Here are just a few of the professions that value those with a psychology degree:

  • Human Services. Federal, state, and local governments as well as many non-profit organizations are eager to hire those with an undergraduate degree in psychology.
  • Administration. Any administrative position in government or in other organizations can utilize those with a psychology degree. Throw in a business double major or minor, and any company will find you indispensable.
  • Community Relations. This fascinating field covers a wide range of jobs—working as an advocate, an outreach coordinator, an event coordinator and more.
  • Public Relations. As a public relations specialist, you’ll work with the media, write press releases and other materials, do research and fundraising, organize events and more.
  • Advertising & Market Research. More and more Advertising Agencies are hiring those with a psychology background to help formulate advertising strategies.
  • Teaching. If you also obtain a teaching certificate along with your degree, you can teach in both public and private schools.
  • Retail and Sales. Every retail organization understands the power that a psychology degree can bring to their bottom line; these companies are always eager to hire those with a background in psychology!

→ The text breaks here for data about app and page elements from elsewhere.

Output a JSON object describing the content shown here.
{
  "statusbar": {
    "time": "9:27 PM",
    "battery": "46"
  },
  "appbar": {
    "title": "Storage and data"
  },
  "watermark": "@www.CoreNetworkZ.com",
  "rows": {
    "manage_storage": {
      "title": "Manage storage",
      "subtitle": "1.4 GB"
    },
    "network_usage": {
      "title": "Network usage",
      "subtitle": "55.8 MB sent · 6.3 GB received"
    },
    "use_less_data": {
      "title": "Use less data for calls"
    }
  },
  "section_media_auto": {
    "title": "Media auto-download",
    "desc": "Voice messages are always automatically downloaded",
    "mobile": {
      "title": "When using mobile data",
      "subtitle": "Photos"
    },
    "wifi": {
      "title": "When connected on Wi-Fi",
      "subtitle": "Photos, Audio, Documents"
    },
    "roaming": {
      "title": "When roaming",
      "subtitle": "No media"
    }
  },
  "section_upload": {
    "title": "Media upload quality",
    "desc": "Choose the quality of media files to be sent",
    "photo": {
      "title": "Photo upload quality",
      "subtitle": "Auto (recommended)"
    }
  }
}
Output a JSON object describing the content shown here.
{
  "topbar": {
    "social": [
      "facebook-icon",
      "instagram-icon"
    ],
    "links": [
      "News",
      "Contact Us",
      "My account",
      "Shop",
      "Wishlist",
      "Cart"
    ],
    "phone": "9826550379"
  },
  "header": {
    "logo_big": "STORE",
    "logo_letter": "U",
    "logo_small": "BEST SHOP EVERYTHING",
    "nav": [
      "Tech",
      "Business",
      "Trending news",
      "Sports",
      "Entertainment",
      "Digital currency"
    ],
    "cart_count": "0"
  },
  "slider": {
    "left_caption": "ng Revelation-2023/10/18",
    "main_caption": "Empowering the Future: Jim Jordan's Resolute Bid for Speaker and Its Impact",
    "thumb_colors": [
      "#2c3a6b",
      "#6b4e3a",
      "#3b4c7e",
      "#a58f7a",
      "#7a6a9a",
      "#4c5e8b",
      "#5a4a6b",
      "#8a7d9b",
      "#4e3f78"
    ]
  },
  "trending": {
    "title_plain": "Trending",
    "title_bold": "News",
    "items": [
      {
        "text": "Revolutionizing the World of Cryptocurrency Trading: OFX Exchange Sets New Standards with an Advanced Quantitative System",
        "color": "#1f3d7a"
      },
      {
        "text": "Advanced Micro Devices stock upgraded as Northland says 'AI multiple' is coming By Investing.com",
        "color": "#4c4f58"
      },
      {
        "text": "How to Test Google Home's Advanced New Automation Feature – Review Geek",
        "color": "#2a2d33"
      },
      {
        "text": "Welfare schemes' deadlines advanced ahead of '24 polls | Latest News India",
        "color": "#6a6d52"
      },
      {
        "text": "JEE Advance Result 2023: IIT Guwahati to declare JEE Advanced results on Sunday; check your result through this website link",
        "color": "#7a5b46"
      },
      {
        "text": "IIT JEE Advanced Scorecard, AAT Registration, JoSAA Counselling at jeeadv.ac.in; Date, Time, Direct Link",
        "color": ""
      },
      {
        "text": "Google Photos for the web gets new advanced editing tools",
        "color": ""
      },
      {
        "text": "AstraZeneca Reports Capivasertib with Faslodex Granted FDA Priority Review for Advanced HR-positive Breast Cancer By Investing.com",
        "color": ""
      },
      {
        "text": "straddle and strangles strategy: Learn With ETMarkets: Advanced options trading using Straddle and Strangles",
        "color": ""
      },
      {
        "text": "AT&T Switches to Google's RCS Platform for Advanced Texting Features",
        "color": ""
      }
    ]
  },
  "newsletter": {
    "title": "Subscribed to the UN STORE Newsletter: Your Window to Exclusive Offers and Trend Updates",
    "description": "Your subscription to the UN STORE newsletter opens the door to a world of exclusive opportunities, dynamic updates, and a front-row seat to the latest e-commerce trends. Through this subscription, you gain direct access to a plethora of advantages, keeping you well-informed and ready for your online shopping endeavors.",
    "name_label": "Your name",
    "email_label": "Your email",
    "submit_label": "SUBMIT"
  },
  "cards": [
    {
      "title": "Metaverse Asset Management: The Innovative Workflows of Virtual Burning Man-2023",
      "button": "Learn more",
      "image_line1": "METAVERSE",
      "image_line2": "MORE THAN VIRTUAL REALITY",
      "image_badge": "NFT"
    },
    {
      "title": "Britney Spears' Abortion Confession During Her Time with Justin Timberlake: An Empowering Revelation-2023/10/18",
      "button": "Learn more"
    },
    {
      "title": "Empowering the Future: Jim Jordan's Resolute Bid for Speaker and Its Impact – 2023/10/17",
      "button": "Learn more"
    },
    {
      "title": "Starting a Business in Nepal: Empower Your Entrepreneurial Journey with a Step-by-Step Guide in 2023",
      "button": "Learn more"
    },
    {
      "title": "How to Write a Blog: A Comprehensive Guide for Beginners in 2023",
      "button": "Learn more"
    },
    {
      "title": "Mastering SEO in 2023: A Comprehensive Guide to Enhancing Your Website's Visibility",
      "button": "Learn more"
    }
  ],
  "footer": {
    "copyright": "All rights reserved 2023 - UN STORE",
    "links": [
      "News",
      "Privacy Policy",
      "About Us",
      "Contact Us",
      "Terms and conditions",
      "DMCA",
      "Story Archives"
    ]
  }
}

Earn a Graduate Degree in Psychology

Just because your bachelor’s degree is in psychology doesn’t mean you have to earn a master’s in the same field for a successful career! You might be surprised to know that nearly 40% of those with a bachelor’s degree in psychology go on to law school, business school, or some other professional school. It shouldn’t seem so odd—if you are practicing law, having a degree that involves the study of the human brain and human behavior can only help. The same is true for business—since most businesses are providing services to humans, knowing how people think can make you a more effective businessperson. Having a degree in psychology can be an excellent foundation for any advanced degree you pursue.

If you do want to work as a psychologist, usually a doctoral degree is required. There are two doctoral degrees available in the field of psychology. Psychologists with a Ph.D. qualify for a wide range of teaching, research, clinical, and counseling positions in universities, elementary and secondary schools, private industry, and government. Psychologists with a Psy.D. (Doctor of Psychology) qualify mainly for clinical positions.

There are many other options in psychology. Those with a master’s degree in psychology can administer tests as psychological assistants. Under the supervision of doctoral level psychologists, they can conduct research in laboratories, conduct psychological evaluations, counsel patients, or perform administrative duties. They may teach in high schools or 2-year colleges or work as school psychologists or counselors, and they may also work as counselors in the field of addiction.

Looking Forward: Salary and Job Outlook for those with a Psychology Degree

According to the Bureau of Labor Statistics, the average starting salary for psychologists with a bachelor’s degree was about $20,600 in 1999; those with superior academic records could begin at $25,500. Moving beyond starting salaries, however, the Handbook reports that psych graduates with only a bachelor’s degree earn roughly $44,600 a year.

Those who work in management and senior-level administrative positions earn the most, at $58,000 per year, followed by those employed under the broad category of insurance, securities, real estate and business services who earn an average of $56,000. Social workers and administrative record clerks earn the least at close to $30,000 per year.

In other words, you can do anything you want to do with a psychology degree–the job outlook in psychology is very good. Alumni surveys of college undergraduates show that there are firemen, marketing directors, ministers, teachers, pilots and business executives working with their degrees in psychology. Additionally, psych majors are especially well positioned in the job market because they are trained to think critically and creatively and are skilled in communications.

Those with a psychology degree are incredibly versatile—they have the same skills that you’d need as a business executive, architect, librarian or social worker. There are not many jobs that require skills that psychology majors don’t have. The options in psychology are endless!